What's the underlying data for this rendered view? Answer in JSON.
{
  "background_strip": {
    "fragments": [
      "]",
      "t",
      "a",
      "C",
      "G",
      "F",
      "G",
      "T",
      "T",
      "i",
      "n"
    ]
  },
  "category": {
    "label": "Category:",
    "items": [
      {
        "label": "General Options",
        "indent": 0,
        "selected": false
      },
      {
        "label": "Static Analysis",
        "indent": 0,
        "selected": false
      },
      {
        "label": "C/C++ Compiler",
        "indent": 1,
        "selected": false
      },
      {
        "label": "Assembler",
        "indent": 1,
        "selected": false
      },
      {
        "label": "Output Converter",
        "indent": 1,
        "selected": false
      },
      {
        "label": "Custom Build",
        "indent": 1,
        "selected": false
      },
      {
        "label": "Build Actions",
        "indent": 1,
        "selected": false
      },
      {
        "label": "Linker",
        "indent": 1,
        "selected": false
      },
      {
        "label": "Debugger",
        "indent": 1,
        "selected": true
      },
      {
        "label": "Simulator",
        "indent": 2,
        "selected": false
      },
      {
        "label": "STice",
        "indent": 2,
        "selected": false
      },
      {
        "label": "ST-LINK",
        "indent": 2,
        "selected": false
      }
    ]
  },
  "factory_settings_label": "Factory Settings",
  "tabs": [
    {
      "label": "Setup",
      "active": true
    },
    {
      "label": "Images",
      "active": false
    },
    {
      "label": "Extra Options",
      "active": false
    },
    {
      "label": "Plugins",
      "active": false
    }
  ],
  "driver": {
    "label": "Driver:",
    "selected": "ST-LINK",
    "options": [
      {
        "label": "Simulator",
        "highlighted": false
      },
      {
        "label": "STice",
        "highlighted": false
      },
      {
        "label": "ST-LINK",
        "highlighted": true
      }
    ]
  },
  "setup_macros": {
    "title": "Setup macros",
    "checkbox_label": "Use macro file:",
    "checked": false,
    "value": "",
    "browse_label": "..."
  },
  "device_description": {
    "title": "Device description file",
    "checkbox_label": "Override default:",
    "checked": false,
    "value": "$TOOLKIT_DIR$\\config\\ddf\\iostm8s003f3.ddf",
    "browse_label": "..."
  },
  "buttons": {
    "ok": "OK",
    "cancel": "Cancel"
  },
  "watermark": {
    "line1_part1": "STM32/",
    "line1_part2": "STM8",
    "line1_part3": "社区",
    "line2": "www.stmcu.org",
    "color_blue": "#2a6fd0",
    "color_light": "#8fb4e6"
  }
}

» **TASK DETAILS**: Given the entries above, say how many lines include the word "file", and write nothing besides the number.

» **REPLY**: 2